Disabled people experience the same changes and issues as non-disabled people as they age, but there are certain spinal cord injury-related factors of which to be aware. This should never mean declining wellbeing, though, because we can all lead fulfilling lives with the right support, information and equipment.
How to live well into old age
Keep connections strong
Being part of a local, national or online community of people with shared interests can help you feel valued and supported. Volunteering is another way to make connections and share your lived experience. Find out more about volunteering at SIA here.
As we grow older, it is normal sometimes to need extra support with daily activities, such as getting around and personal care. Our unique needs and equipment requirements can change through the years, and thinking about what may lie ahead puts us in a better position to deal with it while staying independent for as long as possible.
Besides planning for your general needs, having an emergency care plan can ensure you get the best care possible if you have an inpatient hospital stay planned. This document explains your unique requirements to the hospital staff that need to know when you are admitted. Contact our SCI clinical specialist team to find out more about emergency care plans here.
Care planning can feel like a daunting task with a lot to consider, but we can support you through the process. Call our support line on 0800 980 0501 to find out more.

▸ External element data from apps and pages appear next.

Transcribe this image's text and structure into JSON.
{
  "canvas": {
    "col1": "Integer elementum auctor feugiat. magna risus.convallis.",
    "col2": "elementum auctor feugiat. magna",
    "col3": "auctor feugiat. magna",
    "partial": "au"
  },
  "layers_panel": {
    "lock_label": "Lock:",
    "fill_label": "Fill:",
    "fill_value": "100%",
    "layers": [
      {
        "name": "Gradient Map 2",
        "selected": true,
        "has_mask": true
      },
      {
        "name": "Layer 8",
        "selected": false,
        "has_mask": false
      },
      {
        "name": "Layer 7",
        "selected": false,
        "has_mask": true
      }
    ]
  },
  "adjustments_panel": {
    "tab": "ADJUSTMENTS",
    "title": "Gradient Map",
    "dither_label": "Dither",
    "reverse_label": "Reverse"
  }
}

Our metabolisms can slow down with age, and this can affect our ability to manage bowel movements. Accidents can be tough on our self-esteem, but taking care of ourselves with exercise and good nutrition can help address this.
If you need bowel management support, our SCI nurse specialists can help you. Get in touch with them by calling our freephone support line on 0800 980 0501 or sending a message through this page.
Our posture can change over time, so be sure to review the equipment you regularly use to ensure it meets your needs.
Using a wheelchair over several years can shorten the muscles in our hips and legs, but stretching daily based on guidance from your healthcare professional can help. Maintaining a good position, with your ankles, knees and hips well supported, can also prevent pain and pressure ulcers.
Your occupational therapist or physiotherapist can offer advice on posture and help you choose any equipment you might need.
Preventing shoulder injuries
If you rely on your arms to move about, you may experience extra wear and tear on your shoulder joints as you grow older. But there are ways to reduce shoulder strain by considering your technique when performing regular tasks, such as self-propelling or transfers. Positioning your shoulders in line with your wheels will mean using fewer long pushes rather than lots of small pushes.
Also, think about the number of items you carry on your wheelchair and how they are positioned. Maintaining a healthy weight can help too.
Getting physical with shoulder exercises can strengthen your muscles and prevent injury. Watch a video of some things you can try.
If you still have questions about ageing with a spinal cord injury or need support, book a call with one of our support coordinators or SCI nurse specialists here.